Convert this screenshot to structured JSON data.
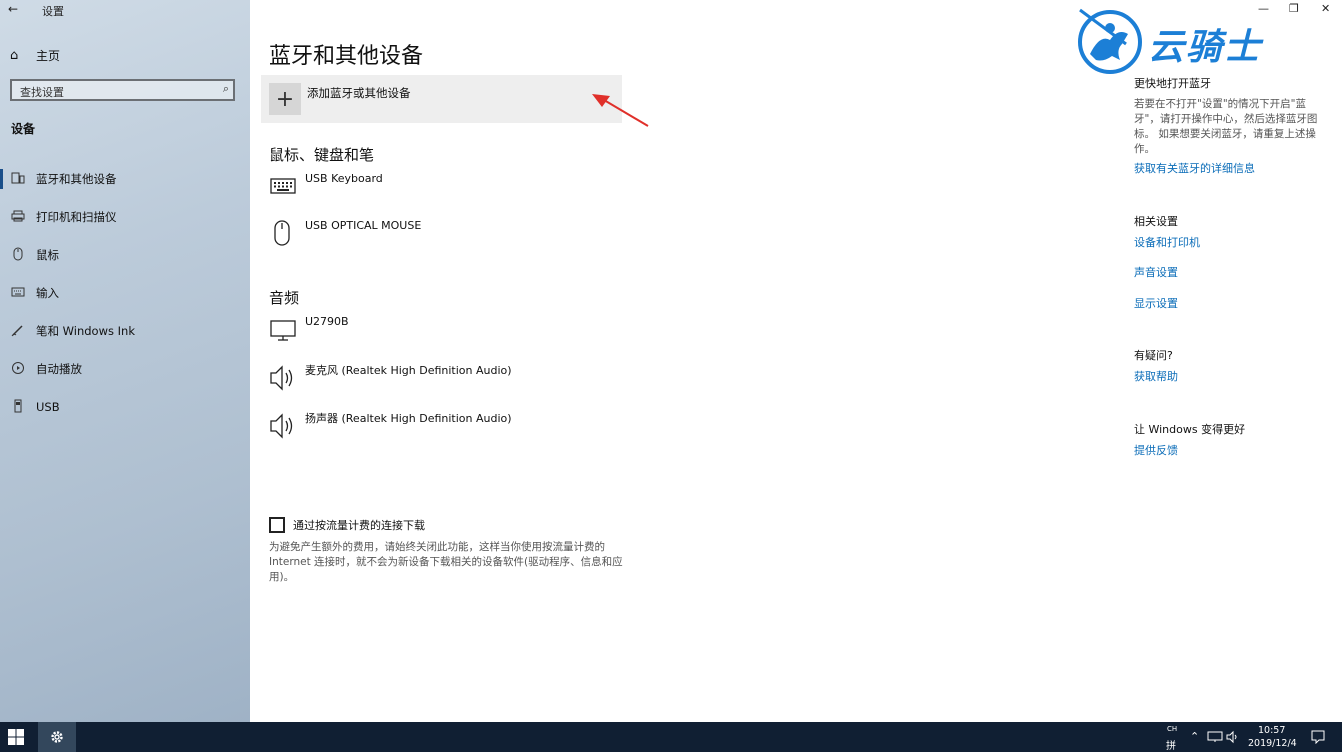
{
  "window": {
    "title": "设置",
    "back_icon": "←",
    "min_icon": "—",
    "restore_icon": "❐",
    "close_icon": "✕"
  },
  "sidebar": {
    "home_label": "主页",
    "search_placeholder": "查找设置",
    "section_title": "设备",
    "items": [
      {
        "label": "蓝牙和其他设备",
        "icon": "bluetooth-devices-icon",
        "active": true
      },
      {
        "label": "打印机和扫描仪",
        "icon": "printer-icon",
        "active": false
      },
      {
        "label": "鼠标",
        "icon": "mouse-icon",
        "active": false
      },
      {
        "label": "输入",
        "icon": "keyboard-icon",
        "active": false
      },
      {
        "label": "笔和 Windows Ink",
        "icon": "pen-icon",
        "active": false
      },
      {
        "label": "自动播放",
        "icon": "autoplay-icon",
        "active": false
      },
      {
        "label": "USB",
        "icon": "usb-icon",
        "active": false
      }
    ]
  },
  "main": {
    "title": "蓝牙和其他设备",
    "add_device_label": "添加蓝牙或其他设备",
    "groups": [
      {
        "title": "鼠标、键盘和笔",
        "devices": [
          {
            "name": "USB Keyboard",
            "icon": "keyboard-icon"
          },
          {
            "name": "USB OPTICAL MOUSE",
            "icon": "mouse-icon"
          }
        ]
      },
      {
        "title": "音频",
        "devices": [
          {
            "name": "U2790B",
            "icon": "monitor-icon"
          },
          {
            "name": "麦克风 (Realtek High Definition Audio)",
            "icon": "speaker-icon"
          },
          {
            "name": "扬声器 (Realtek High Definition Audio)",
            "icon": "speaker-icon"
          }
        ]
      }
    ],
    "metered_label": "通过按流量计费的连接下载",
    "metered_checked": false,
    "metered_desc": "为避免产生额外的费用，请始终关闭此功能，这样当你使用按流量计费的 Internet 连接时，就不会为新设备下载相关的设备软件(驱动程序、信息和应用)。"
  },
  "right": {
    "faster_heading": "更快地打开蓝牙",
    "faster_text": "若要在不打开\"设置\"的情况下开启\"蓝牙\"，请打开操作中心，然后选择蓝牙图标。 如果想要关闭蓝牙，请重复上述操作。",
    "bt_info_link": "获取有关蓝牙的详细信息",
    "related_heading": "相关设置",
    "related_links": [
      "设备和打印机",
      "声音设置",
      "显示设置"
    ],
    "question_heading": "有疑问?",
    "help_link": "获取帮助",
    "better_heading": "让 Windows 变得更好",
    "feedback_link": "提供反馈"
  },
  "logo": {
    "text": "云骑士"
  },
  "taskbar": {
    "ime_top": "CH",
    "ime_bottom": "拼",
    "time": "10:57",
    "date": "2019/12/4"
  },
  "colors": {
    "accent": "#0a6cb8",
    "taskbar": "#101f33",
    "logo": "#1c7fd6"
  }
}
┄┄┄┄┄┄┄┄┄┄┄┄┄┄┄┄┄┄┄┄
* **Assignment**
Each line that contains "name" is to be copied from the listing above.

* **Answer space**
            "name": "USB Keyboard",
            "name": "USB OPTICAL MOUSE",
            "name": "U2790B",
            "name": "麦克风 (Realtek High Definition Audio)",
            "name": "扬声器 (Realtek High Definition Audio)",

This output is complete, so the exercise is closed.